Figure 7 is the aorta with extensive plaques at different stages of development including an ulcerated plaque with a thrombotic component.
FIBRINOGEN AND PLAQUE EVOLUTION
This is shown in Figure 8. Like LDL cholesterol, Fibrinogen is able to traverse the endothelium entering the subendothelial space. There it is converted to fibrin and with thrombin generated from macrophages stimulates SMC proliferation.
This process is seen in two patterns:
Macrophages and SMC express osteopontin, Gelatinase B, Bone Protein-2, Osteocalin which result in calcification.
The degree of calcification is a weak predictor of future ischemix events in an individual. However if you see calcification you can be darn sure you have got atherosclerosis (Foreshadowing of things to come with the Electron Beam Computed Tomography - EBCT (Alias HEART CHECK AMERICA, 1-800-NEW TEST)
TIME FOR A BASIC SCIENCE TOP TEN FOR ATHEROSCLEROSIS
Chronic obstruction due to plaque that is sufficiently severe to be flow limiting on exercise is usually at least a 50% diameter reduction. The etiology of stable angina is a flow limiting plaque. If the angina remains stable and predictable with about the same level of demand (exercise) then the plaque is usually a stable plaque. Stable plaques have a thick fibrous cap, a small lipid core, and a large component of collagen. The lesion reached a 50% diameter stenosis by either the primary atherosclerotic process or the healing phase of a previous thrombotic event.
Acute manifestations are the result of a disrupted plaque of varying diameter stenosis that results in thrombus in relation to a plaque. This leads to further narrowing acutely. This process is the Acute Coronary Syndrome. Total occlusion usually presents as an acute myocardial infarction. A non-occluding thrombus presents as unstable angina or Non-Q wave myocardial infarction (This is Chest pain with an elevation of "serum markers" which we call enzymes.)

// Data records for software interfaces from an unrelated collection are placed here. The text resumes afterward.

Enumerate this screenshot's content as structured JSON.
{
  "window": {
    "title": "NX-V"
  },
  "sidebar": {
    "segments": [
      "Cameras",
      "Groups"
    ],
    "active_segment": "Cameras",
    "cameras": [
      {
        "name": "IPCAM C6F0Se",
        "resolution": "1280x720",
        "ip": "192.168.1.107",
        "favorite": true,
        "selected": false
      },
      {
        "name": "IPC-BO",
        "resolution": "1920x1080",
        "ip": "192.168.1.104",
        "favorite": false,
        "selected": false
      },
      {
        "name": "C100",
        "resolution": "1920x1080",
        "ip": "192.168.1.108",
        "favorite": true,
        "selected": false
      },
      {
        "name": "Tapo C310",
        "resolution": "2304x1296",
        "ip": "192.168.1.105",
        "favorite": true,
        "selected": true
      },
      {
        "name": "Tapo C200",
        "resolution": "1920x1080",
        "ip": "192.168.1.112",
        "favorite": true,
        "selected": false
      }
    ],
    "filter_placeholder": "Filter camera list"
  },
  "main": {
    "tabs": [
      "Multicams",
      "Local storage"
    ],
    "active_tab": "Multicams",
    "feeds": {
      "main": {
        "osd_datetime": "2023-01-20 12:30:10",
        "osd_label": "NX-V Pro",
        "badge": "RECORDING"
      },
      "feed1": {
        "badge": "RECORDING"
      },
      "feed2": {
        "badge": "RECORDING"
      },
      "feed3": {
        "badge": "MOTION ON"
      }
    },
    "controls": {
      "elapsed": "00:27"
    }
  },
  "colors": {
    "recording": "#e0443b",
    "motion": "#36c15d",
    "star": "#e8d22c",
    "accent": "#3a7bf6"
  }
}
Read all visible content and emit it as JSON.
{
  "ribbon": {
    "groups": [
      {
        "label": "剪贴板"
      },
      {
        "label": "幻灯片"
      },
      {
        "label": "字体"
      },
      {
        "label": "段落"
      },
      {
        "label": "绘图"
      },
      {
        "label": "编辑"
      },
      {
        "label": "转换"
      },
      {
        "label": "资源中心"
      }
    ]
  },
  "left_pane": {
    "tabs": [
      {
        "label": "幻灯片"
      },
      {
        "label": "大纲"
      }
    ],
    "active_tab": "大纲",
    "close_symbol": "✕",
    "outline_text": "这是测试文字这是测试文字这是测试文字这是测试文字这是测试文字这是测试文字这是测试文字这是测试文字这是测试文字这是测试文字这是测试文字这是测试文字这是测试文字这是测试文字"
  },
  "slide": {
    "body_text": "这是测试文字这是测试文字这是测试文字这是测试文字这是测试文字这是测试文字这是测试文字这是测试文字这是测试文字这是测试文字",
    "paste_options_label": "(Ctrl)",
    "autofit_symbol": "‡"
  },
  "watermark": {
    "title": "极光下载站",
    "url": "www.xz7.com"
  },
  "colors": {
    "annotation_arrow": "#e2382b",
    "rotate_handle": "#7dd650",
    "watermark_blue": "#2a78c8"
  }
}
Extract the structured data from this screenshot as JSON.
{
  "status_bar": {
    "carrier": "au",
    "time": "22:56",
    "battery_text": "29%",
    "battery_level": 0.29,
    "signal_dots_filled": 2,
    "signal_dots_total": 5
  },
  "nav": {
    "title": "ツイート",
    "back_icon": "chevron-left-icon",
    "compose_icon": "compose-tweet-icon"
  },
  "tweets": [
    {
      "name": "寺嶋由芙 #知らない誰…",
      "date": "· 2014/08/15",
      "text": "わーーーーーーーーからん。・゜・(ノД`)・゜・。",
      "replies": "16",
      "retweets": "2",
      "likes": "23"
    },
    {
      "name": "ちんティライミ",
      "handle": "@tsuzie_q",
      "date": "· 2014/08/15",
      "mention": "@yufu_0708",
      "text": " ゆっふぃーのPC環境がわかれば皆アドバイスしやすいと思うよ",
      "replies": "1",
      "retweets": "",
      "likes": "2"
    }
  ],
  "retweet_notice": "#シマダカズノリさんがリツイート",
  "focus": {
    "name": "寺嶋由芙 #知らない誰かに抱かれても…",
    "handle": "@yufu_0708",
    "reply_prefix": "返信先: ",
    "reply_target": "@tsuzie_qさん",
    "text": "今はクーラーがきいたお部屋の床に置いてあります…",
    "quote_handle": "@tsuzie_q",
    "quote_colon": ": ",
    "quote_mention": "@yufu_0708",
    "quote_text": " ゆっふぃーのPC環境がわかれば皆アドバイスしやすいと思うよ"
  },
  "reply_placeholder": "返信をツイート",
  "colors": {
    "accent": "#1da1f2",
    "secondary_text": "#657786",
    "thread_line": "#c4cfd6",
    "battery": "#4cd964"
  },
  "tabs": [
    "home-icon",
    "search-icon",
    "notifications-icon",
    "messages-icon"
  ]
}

Thrombosis occurs at plaques due to either:
Erosion (Denudation) which exposes collagen, vWF, fibronectin all leading to platelet adhesion.
Disruption (Rupture/Ulceration) which exposes the lipid core and thrombus initially occurs in the plaque. This thrombus can extend into the lumen. Plaques that are prone to disruption are called vulnerable plaques which are characterized by :
Large lipid core (>40% of plaque volume)
Decreased internal collagen matrix
Thin plaque cap
Decreased smooth muscle cells in the cap
Macrophages secrete metalloproteinases which can destroy any of the connective tissue compounds. Plasmin activate the metalloproteinases. Once again demostrating the interrealtion of the clotting cascade and plaque matrix.
FOOD FOR THOUGHT:
Lipid lowering therapy probably decreases the lipid core and makes the internal plaque more favorable to SMC proliferation which "stabilizes" the plaque and decreases the flux of LDL cholesterol into the plaque shutting off or at least turnig down the process.
Antiplatelet therapy is beneficial when the endothelium is denuded.
Anticoagulation is beneficial when platelets get activated and when plaques get disrupted.
Beta blockers are beneficial as a demand limiter by their action on heart rate and blood pressure but do not have much to do with supply.
Nitroglycerin is the exogenous supply on nitric oxide (just in case the endothelium is not doing its' job)
Angioplasty is an effective but barbaric treatment of a diseased endothelium. It is the epitomy of endothelial injury and then our attempts to limit healing.
- Pages 1377-1386 The Pathogenesis of Atherosclerosis
- Pages 1399-1409 Ischemic Heart Disease